Therefore, the choice before him was stark: he had either to dump Chidambaram or bury the scandal. If he dumped Chidambaram, the obvious next question would be, as prime minister, even a fictional one, how could he not have known what was going on? The Opposition would’ve been crying for his head next. And he didn’t have the Gandhi dynasty’s permission to resign.
With no other option, the dynasty forced a “compromise” in which Pranab Mukherjee claimed the words in the document referring to Chidambaram’s culpability weren’t his. This hasn’t really had any effect in calming the tensions in the party, just tamped them down for the moment. The floodgates are creaking.
Make no mistake: this is not a turf war or a battle over corruption. It’s nothing less than a battle for the succession. It’s clear that the unelected, so-called “prime minister” is finished. This is why I recently came across talk of kicking him upstairs to the President’s chair next year. The President’s position is ornamental, and there Manmohan Singh will continue to serve as a loyal servant of the Gandhi dynasty, rubber-stamping whatever he’s ordered to approve. That way, the dynasty can claim that it didn’t dump him. This is very important, because to be perceived as dumping him would be an admission of an error of judgement on the part of the dynasty (which, like the Pope, is infallible) in making him the prime minister in the first place.

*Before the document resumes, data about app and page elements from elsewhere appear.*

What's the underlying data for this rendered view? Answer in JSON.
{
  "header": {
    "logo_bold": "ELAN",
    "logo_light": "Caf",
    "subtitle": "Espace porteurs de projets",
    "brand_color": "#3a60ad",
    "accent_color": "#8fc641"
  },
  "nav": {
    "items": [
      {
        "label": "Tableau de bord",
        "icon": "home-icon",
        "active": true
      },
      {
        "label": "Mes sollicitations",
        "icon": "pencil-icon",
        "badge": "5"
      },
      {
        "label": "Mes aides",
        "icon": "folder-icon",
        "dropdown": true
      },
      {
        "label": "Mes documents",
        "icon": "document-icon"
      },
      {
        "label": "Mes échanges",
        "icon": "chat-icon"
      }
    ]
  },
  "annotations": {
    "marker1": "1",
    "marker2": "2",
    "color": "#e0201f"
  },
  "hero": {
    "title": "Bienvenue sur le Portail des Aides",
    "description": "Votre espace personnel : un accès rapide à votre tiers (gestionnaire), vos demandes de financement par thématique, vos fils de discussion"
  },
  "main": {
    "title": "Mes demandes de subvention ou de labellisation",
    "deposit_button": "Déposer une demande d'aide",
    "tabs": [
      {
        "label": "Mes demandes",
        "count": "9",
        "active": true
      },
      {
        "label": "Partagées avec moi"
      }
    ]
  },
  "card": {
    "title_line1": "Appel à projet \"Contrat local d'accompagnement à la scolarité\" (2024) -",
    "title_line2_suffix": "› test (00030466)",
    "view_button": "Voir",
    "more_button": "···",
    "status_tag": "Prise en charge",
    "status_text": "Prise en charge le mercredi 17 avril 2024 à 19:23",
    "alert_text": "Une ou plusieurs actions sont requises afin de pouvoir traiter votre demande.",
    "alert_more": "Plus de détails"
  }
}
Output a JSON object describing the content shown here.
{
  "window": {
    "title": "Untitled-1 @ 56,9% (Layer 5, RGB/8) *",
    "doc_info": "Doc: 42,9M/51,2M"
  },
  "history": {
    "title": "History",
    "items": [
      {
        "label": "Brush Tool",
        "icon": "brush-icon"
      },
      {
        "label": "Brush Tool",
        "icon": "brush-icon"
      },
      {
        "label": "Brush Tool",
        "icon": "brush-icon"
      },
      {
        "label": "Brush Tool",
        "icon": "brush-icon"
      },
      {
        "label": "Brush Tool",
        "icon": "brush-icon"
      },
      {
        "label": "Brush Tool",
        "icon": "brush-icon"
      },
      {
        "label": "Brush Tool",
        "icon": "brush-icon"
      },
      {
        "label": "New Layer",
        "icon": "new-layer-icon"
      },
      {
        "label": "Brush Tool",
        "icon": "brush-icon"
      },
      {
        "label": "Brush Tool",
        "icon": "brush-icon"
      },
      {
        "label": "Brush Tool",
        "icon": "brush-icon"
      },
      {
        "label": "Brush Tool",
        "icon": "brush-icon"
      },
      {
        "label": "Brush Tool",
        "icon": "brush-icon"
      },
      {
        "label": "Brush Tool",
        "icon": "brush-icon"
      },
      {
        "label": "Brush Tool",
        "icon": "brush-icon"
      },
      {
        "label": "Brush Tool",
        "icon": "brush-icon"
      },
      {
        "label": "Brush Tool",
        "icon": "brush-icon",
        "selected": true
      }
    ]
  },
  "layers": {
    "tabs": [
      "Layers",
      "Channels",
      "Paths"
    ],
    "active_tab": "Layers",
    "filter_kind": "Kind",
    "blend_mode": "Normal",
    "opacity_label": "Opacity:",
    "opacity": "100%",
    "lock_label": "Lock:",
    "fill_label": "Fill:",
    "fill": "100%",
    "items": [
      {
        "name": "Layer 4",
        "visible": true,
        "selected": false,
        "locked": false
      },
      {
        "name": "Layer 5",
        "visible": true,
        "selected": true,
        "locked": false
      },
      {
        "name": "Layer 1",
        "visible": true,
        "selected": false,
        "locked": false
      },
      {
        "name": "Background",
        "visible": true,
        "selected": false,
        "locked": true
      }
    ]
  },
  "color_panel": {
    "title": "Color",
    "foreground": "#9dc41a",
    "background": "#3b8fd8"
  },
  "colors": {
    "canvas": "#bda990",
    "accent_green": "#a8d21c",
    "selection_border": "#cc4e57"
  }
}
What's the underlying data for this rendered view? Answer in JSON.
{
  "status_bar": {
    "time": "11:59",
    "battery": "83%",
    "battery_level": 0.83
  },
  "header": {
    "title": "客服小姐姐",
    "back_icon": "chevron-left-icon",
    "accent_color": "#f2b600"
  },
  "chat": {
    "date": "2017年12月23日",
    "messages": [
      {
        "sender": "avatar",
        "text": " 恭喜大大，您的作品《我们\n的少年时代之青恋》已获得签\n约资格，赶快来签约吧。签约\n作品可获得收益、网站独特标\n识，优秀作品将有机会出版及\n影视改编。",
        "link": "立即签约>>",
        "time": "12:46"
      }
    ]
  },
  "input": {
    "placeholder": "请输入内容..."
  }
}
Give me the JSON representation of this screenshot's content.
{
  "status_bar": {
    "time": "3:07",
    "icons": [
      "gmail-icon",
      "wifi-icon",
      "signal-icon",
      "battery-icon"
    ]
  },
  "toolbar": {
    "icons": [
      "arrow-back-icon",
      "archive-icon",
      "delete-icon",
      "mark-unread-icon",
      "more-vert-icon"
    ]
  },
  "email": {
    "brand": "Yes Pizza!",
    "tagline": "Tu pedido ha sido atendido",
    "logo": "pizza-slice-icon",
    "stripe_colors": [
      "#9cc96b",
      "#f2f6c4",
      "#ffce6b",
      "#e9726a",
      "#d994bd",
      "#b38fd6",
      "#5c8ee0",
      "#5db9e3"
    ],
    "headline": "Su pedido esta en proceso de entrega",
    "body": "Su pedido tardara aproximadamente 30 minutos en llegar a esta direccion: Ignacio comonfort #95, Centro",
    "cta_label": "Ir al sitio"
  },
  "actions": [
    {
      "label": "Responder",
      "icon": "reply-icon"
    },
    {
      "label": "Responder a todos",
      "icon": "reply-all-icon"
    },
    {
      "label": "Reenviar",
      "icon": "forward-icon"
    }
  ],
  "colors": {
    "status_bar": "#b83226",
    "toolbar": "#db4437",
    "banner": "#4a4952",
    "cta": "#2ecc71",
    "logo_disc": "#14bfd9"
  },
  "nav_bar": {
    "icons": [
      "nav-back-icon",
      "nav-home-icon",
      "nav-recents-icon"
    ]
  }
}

To sum up: Nobody in their right minds will vote for an alliance still headed by this so-called “prime minister” when the next general election comes around. The Crown Prince and Heir Apparent is nowhere near ready to assume power, and probably never will be. Therefore, there is a space open for the post of “prime minister”, and there are two egoistical men competing for this space. Mukherjee and Chidambaram both assume that since one or the other of them is the logical choice for the job, they should each finish off the other to secure their own succession.
However, the requirements of the dynasty haven’t changed. The dynasty can’t risk the possibility of someone becoming a possible second centre of power in the family business, so it needs another spineless nonentity for the position, someone who can never be a threat.
Until then, the current so-called leadership will remain, fighting amongst themselves while the (unelected) “prime minister” waits out his days